TASK TO CARRY OUT
For each entry below, output it exactly as it stands.

EXERCISE INPUT
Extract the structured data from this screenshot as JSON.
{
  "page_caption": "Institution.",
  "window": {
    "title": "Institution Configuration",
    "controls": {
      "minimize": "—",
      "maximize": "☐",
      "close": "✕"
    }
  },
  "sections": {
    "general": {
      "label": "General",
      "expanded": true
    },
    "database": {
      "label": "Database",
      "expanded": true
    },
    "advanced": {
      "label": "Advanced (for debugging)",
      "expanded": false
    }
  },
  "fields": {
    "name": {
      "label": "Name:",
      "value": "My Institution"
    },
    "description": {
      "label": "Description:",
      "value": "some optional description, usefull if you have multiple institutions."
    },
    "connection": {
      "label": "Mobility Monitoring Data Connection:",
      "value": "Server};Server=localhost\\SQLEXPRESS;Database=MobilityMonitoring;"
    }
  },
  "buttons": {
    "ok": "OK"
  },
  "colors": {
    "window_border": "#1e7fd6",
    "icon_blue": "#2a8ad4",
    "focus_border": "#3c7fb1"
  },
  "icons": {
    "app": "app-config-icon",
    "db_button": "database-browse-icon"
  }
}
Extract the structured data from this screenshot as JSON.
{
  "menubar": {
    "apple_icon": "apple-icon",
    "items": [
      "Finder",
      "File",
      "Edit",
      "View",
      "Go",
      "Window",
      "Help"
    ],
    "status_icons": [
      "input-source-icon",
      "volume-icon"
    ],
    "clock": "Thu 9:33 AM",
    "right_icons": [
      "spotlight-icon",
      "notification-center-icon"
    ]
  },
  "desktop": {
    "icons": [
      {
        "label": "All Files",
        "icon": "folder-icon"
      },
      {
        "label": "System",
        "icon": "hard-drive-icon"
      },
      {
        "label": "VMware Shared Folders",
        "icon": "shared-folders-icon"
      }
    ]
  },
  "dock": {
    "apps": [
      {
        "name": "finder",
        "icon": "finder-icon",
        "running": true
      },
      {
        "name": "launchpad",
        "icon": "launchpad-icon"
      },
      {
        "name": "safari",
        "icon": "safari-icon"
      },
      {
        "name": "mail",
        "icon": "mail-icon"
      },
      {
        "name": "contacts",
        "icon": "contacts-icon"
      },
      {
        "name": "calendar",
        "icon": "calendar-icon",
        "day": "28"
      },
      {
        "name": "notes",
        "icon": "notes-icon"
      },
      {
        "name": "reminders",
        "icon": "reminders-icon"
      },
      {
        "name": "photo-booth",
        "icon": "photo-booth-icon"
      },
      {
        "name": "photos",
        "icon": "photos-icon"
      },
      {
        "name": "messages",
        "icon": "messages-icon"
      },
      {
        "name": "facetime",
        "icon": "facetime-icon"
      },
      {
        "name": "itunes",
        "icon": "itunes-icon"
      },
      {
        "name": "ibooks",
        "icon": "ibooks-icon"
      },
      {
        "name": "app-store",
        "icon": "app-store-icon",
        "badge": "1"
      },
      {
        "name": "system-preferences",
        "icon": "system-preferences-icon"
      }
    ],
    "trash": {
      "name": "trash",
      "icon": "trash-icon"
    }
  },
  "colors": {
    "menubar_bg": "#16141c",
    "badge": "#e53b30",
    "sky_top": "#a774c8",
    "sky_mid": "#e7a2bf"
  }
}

FINAL ANSWER
Extract the structured data from this screenshot as JSON.
{
  "page_caption": "Institution.",
  "window": {
    "title": "Institution Configuration",
    "controls": {
      "minimize": "—",
      "maximize": "☐",
      "close": "✕"
    }
  },
  "sections": {
    "general": {
      "label": "General",
      "expanded": true
    },
    "database": {
      "label": "Database",
      "expanded": true
    },
    "advanced": {
      "label": "Advanced (for debugging)",
      "expanded": false
    }
  },
  "fields": {
    "name": {
      "label": "Name:",
      "value": "My Institution"
    },
    "description": {
      "label": "Description:",
      "value": "some optional description, usefull if you have multiple institutions."
    },
    "connection": {
      "label": "Mobility Monitoring Data Connection:",
      "value": "Server};Server=localhost\\SQLEXPRESS;Database=MobilityMonitoring;"
    }
  },
  "buttons": {
    "ok": "OK"
  },
  "colors": {
    "window_border": "#1e7fd6",
    "icon_blue": "#2a8ad4",
    "focus_border": "#3c7fb1"
  },
  "icons": {
    "app": "app-config-icon",
    "db_button": "database-browse-icon"
  }
}
Extract the structured data from this screenshot as JSON.
{
  "menubar": {
    "apple_icon": "apple-icon",
    "items": [
      "Finder",
      "File",
      "Edit",
      "View",
      "Go",
      "Window",
      "Help"
    ],
    "status_icons": [
      "input-source-icon",
      "volume-icon"
    ],
    "clock": "Thu 9:33 AM",
    "right_icons": [
      "spotlight-icon",
      "notification-center-icon"
    ]
  },
  "desktop": {
    "icons": [
      {
        "label": "All Files",
        "icon": "folder-icon"
      },
      {
        "label": "System",
        "icon": "hard-drive-icon"
      },
      {
        "label": "VMware Shared Folders",
        "icon": "shared-folders-icon"
      }
    ]
  },
  "dock": {
    "apps": [
      {
        "name": "finder",
        "icon": "finder-icon",
        "running": true
      },
      {
        "name": "launchpad",
        "icon": "launchpad-icon"
      },
      {
        "name": "safari",
        "icon": "safari-icon"
      },
      {
        "name": "mail",
        "icon": "mail-icon"
      },
      {
        "name": "contacts",
        "icon": "contacts-icon"
      },
      {
        "name": "calendar",
        "icon": "calendar-icon",
        "day": "28"
      },
      {
        "name": "notes",
        "icon": "notes-icon"
      },
      {
        "name": "reminders",
        "icon": "reminders-icon"
      },
      {
        "name": "photo-booth",
        "icon": "photo-booth-icon"
      },
      {
        "name": "photos",
        "icon": "photos-icon"
      },
      {
        "name": "messages",
        "icon": "messages-icon"
      },
      {
        "name": "facetime",
        "icon": "facetime-icon"
      },
      {
        "name": "itunes",
        "icon": "itunes-icon"
      },
      {
        "name": "ibooks",
        "icon": "ibooks-icon"
      },
      {
        "name": "app-store",
        "icon": "app-store-icon",
        "badge": "1"
      },
      {
        "name": "system-preferences",
        "icon": "system-preferences-icon"
      }
    ],
    "trash": {
      "name": "trash",
      "icon": "trash-icon"
    }
  },
  "colors": {
    "menubar_bg": "#16141c",
    "badge": "#e53b30",
    "sky_top": "#a774c8",
    "sky_mid": "#e7a2bf"
  }
}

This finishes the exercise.